Instep: You produced the albums Irtiqa (EP) and Aadat (Jal) and are currently working on Call's Jilawatan and the new EP album. You also have your own music production and video postproduction studio, Xth Harmonic. Would you like to do more work as a producer?
Xulfi: Well, I will definitely continue my role as producer. I believe there has to be someone guiding young musicians. I have always wanted to make sure that new artists keep coming out because that's the only way we can begin to change the existing scene. Now, with my own studio Xth Harmonic, I have the opportunity to do that myself and guide the change.

Instep: Coming to EP, you composed Irtiqa, wrote and co–wrote some of the songs and even sang some of the parts. Does the new EP album see you as a composer, lyricist and vocalist too?
Xulfi: Yes, I have always been the main composer for EP. That doesn't just include the composition of my guitar parts, the keyboard parts and most of the drum sequences, but also most of the vocal melodies in the songs. As far as the lyrics are concerned, I am a better lyricist now than I was before Irtiqa. In fact, I have composed 'Kia Hota', the first song from our new album. My elder brother Danish and I have also penned the lyrics and I am singing it as well. So that probably answers your question.

Instep: Director, producer, composer – which role do you find the most challenging?
Xulfi: Being a composer is the most challenging because one has to concentrate on so many aspects of music. And as far as video direction is concerned, I have so much to learn. I am still a beginner in that department. But, I'm sure that when I know as much about direction as I know about music, then direction will become more challenging too.
Being a producer is really different from composition and direction. It has different technical details, and then, when you are producing someone else's music, it becomes really difficult too as you have to understand the artist's preference as it's their music that you're producing. So every role has its own set of challenges.

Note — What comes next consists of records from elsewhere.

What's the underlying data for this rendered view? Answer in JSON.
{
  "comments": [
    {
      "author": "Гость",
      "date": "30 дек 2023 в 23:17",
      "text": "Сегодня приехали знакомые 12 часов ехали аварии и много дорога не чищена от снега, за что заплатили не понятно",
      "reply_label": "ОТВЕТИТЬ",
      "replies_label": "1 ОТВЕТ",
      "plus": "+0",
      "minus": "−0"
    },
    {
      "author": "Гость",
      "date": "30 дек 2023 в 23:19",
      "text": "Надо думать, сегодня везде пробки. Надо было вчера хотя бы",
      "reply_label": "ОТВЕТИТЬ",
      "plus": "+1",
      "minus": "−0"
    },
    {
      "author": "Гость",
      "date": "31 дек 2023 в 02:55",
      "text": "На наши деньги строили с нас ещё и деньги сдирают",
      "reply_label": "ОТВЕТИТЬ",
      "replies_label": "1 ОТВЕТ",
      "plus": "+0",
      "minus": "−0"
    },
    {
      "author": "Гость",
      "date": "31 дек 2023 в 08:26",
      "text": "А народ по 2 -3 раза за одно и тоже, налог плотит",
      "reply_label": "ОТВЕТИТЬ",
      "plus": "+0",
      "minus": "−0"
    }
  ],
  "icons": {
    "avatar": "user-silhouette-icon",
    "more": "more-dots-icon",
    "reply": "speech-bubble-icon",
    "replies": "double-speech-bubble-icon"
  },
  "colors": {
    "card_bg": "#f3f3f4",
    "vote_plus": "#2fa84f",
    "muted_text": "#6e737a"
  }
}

Instep: With the success of bands like EP and the Mekaal Hasan Band, where do you think experimental music stands in our music industry?
Xulfi: If I consider the music situation in our country four years ago, then it finally stands somewhere. One has to admit that two bands cannot change the face of the music industry in Pakistan. Experimental music needs an audience that wants to be experimental in their musical taste as well. But here, there are people, who criticize EP on their choice of words in the lyrics. That's actually quite shameful as Urdu is such a beautiful language, having so many beautiful words that lyricists seldom use. How will we know that there are more words to describe one feeling in Urdu? For example, we use 'qaed' to describe being in prison, but do we know that 'mahboos' means the same? Shamefully, we don't. We, the audience, will never try to make an effort to learn words of our mother language and when someone is trying to use these words to describe their motives and feelings, then, the audience criticises us for putting them through the ordeal of opening up the Urdu dictionary to learn new words. However, the situation is much better. A portion of the audience is finally evolving with the prevalent change in the mainstream music industry.

Instep: What about the general music scene? Where does it stand now and where is it heading?
Xulfi: I believe the current music scene is very fresh, but at the same time, it's very pop–oriented. The good thing is that the emerging musicians are more daring than their predecessors and they tend to experiment more. For this reason, I believe that there will be a lot more to look forward to. As for the future, one never knows what the future holds for them. We can't tell what the future holds for the music scene in Pakistan. For example, four years ago we couldn't tell that people will be producing experimental music like they are now. So I can't tell where it's heading, but I do hope it heads in the right direction.

- By Sameen Amer

Instep, The News on Sunday - 6th March, 2005